And what the hell was with the weather last night? I have to say it's more than a little disconcerting to have a June thunderstorm with streaks of lightning, driving rains, and crashing thunder in February. It's like watching our own version of The Day After Tomorrow.
Since the poor Danes are getting picked on by some less than happy Muslims, which, as Neckbone so aptly pointed out, is kinda like hating Switzerland if you don't like Swiss Cheese, let's help them out by supporting their products. Except for their cigarettes - they're bad for you.
This year, Groundhog Day and the State of the Union Address fall in the same week. As Air America Radio pointed out, "It is an ironic juxtaposition: one involves a meaningless ritual in which we look to a creature of little intelligence for prognostication, and the other involves a groundhog."
I was with Snay when he lost his virginity last night.
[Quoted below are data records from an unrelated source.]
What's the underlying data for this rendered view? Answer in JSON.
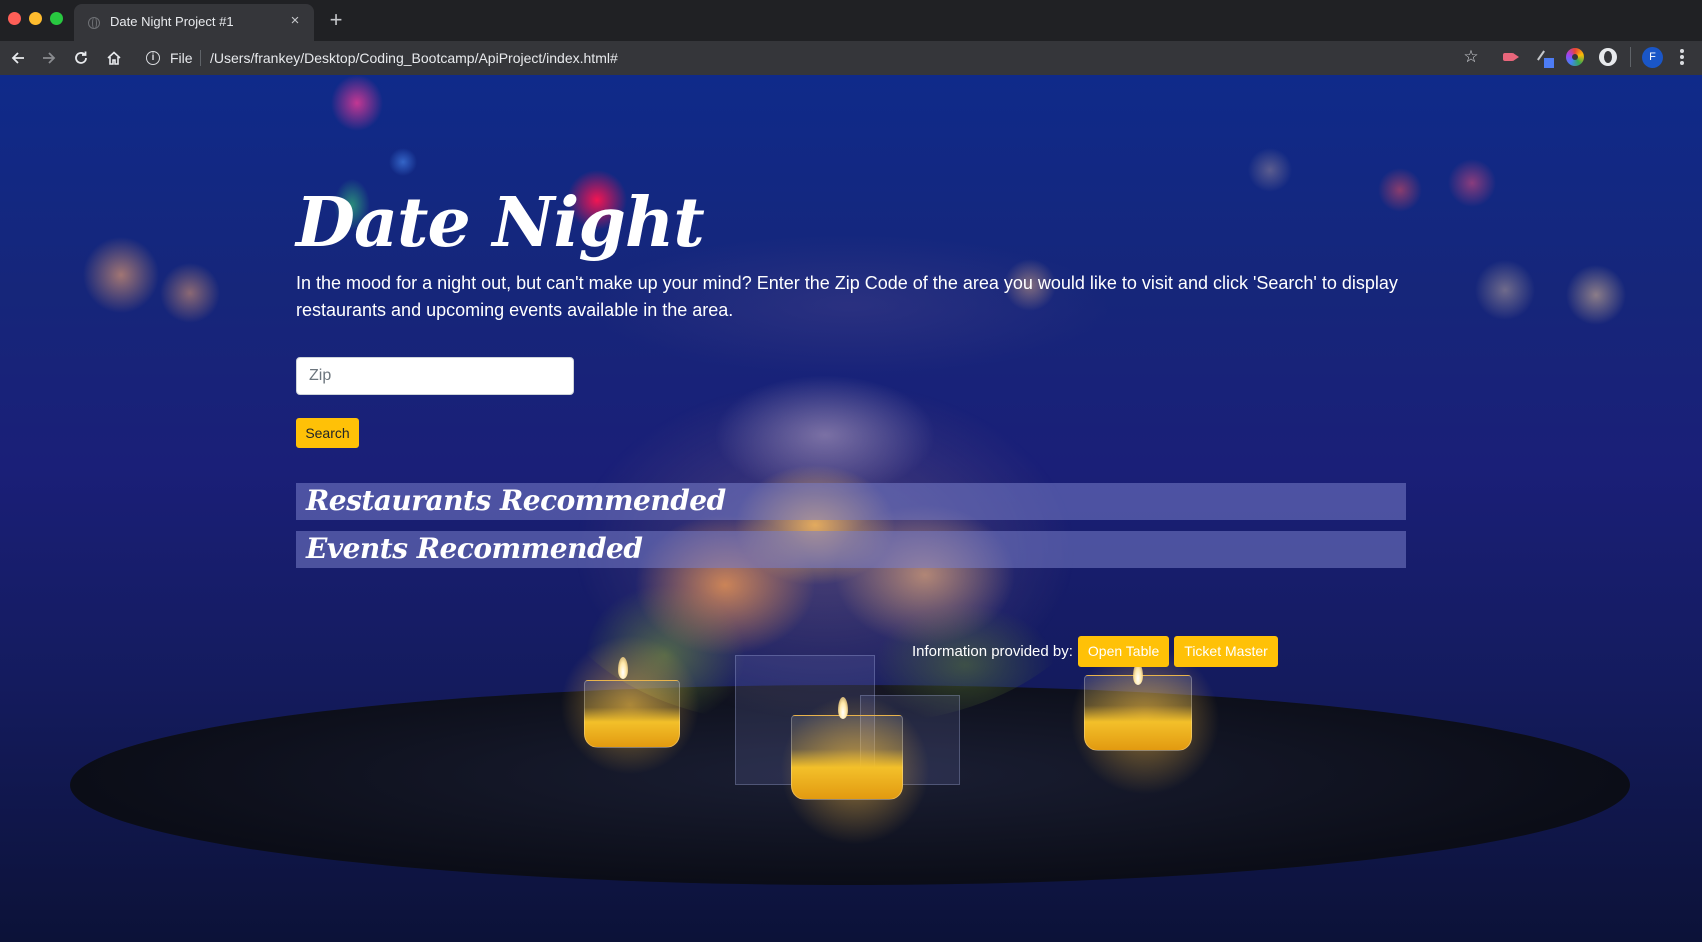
{
  "browser": {
    "tab_title": "Date Night Project #1",
    "tab_close_glyph": "×",
    "new_tab_glyph": "+",
    "url_scheme_label": "File",
    "url": "/Users/frankey/Desktop/Coding_Bootcamp/ApiProject/index.html#",
    "info_glyph": "i",
    "bookmark_glyph": "☆",
    "profile_initial": "F",
    "icons": [
      "back-icon",
      "forward-icon",
      "reload-icon",
      "home-icon",
      "info-icon",
      "star-icon",
      "extension-icons",
      "profile-avatar",
      "menu-icon"
    ]
  },
  "page": {
    "title": "Date Night",
    "intro": "In the mood for a night out, but can't make up your mind? Enter the Zip Code of the area you would like to visit and click 'Search' to display restaurants and upcoming events available in the area.",
    "search": {
      "placeholder": "Zip",
      "value": "",
      "button_label": "Search"
    },
    "sections": {
      "restaurants": "Restaurants Recommended",
      "events": "Events Recommended"
    },
    "footer": {
      "label": "Information provided by:",
      "links": [
        "Open Table",
        "Ticket Master"
      ]
    }
  },
  "colors": {
    "accent": "#ffc107",
    "section_bar": "#787dc8",
    "chrome_dark": "#202124",
    "chrome_toolbar": "#35363a",
    "background_blue": "#16267a"
  }
}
Now, before you go getting all Mrs. Robinson on me - I'm talking about sushi, people. You see, Snay had never partaken in the carnal delight that is raw fish, seaweed and rice during his short, and sheltered existence. So last night, I carefully and gently guided him through the mysterious and exciting rituals of chopsticks, wasabi, pickled ginger, and the seemingly endless choices of maki, nigiri, shashimi, and a wide variety of rolls. The grasshopper did well (we need some work on chopstick technique - they aren't spears, my boy) and was very brave.
To reward him for his bravery, I took him to yet another place of adult debauchery which he had not yet experienced, and guided him down the dark steps, and into the catacombs where he received his first Resurrection, and it was good.
Once he recovered from these new found thrills, he quickly reverted back to his old self and chased the cats around my living room, giving them tummy rubs, telling me that Pumpkin looks like Ron Pearlman, and bragging to the cats that he "gives good butt scratch". Sigh.......
We have much work yet to do Eliza, Love Professor Higgins.